Determine the molecular weight of acetic acid if a solution that contains 30.0 grams of acetic acid per kilogram of water freezes at -0.93oC. Do these results agree with the assumption that acetic acid has the formula CH3CO2H?
|Practice Problem 8:
Explain why an 0.100 m solution of HCl dissolved in benzene has a freezing point depression of 0.512oC, while an 0.100 m solution of HCl in water has a freezing point depression of 0.352oC.
In 1884 Jacobus Henricus van't Hoff introduced another term into the freezing point depression and boiling point elevation expressions to explain the colligative properties of solutions of compounds that dissociate when they dissolve in water.
TFP = -kf (i) m
Substituting the experimental value for the freezing point depression of an 0.100 m HCl solution into this equation gives a value for the i term of 1.89. If HCl did not dissociate in water, i would be 1. If it dissociates completely, i would be 2. The experimental value of 1.89 suggests at least 95% of the HCl molecules dissociate in this solution.
|Practice Problem 9:
Explain why 0.60 grams of acetic acid dissolve in 200 grams of benzene to form a solution that lowers the freezing point of benzene to 5.40oC.
In 1784, the French physicist and clergyman Jean Antoine Nollet discovered that a pig's bladder filled with a concentrated solution of alcohol in water expanded when it was immersed in water. The bladder acted as a semipermeable membrane, which allowed water molecules to enter the solution, but kept alcohol molecules from moving in the other direction. Movement of one component of a solution through a membrane to dilute the solution is called osmosis, and the pressure this produces is called the osmotic pressure ().

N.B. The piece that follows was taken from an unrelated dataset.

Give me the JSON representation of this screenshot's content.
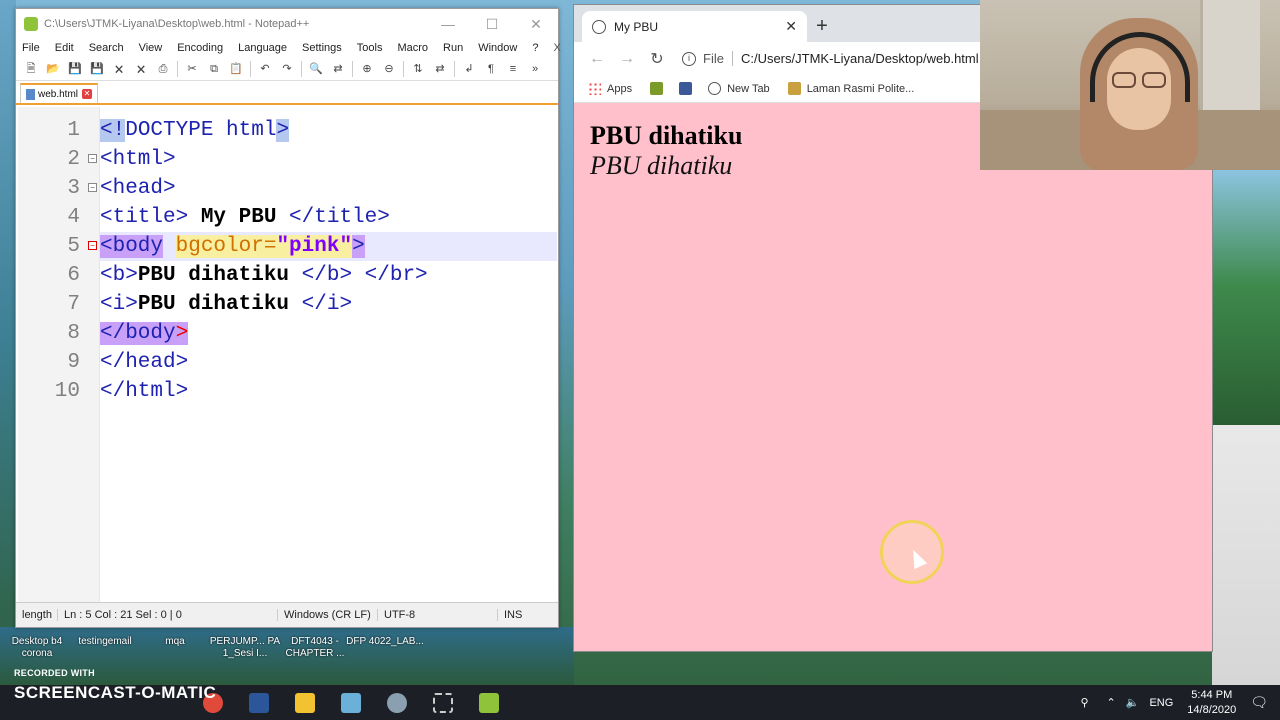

Osmotic pressure can be demonstrated with the apparatus shown in the figure below. A semipermeable membrane is tied across the open end of a thistle tube. The tube is then partially filled with a solution of sugar or alcohol in water and immersed in a beaker of water. Water will flow into the tube until the pressure on the column of water due to the force of gravity balances the osmotic pressure driving water through the membrane.
|Water flows through the semipermeable membrane to dilute the alcohol solution until the force of gravity pulling down on the column of this solution balances the osmotic pressure pushing the water through the membrane.|
The same year that Raoult discovered the relationship between the vapor pressure of a solution and the vapor pressure of a pure solvent, Jacobus Henricus van't Hoff found that the osmotic pressure of a dilute solution () obeyed an equation analogous to the ideal gas equation.
This equation suggests that osmotic pressure is another example of a colligative property, because this pressure depends on the ratio of the number of solute particles to the volume of the solution n/V not the identity of the solute particles. It also reminds us of the magnitude of osmotic pressure. According to this equation, a 1.00 M solution has an osmotic pressure of 22.4 atm at 0oC.
This means that a 1.00 M solution should be able to support a column of water 670 inches, or almost 56 feet, tall!
Biologists and biochemists often take advantage of osmotic pressure when they isolate the components of a cell. When a cell is added to an aqueous solution that contains a much higher concentration of ions than the liquid within the cell, water leaves the cell by flowing through the cell membrane until the cell shrinks so much that the membrane breaks. Alternatively, when a cell is placed in a solution that has a much smaller ionic strength, water pours into the cell, and the cell expands until the cell membrane bursts.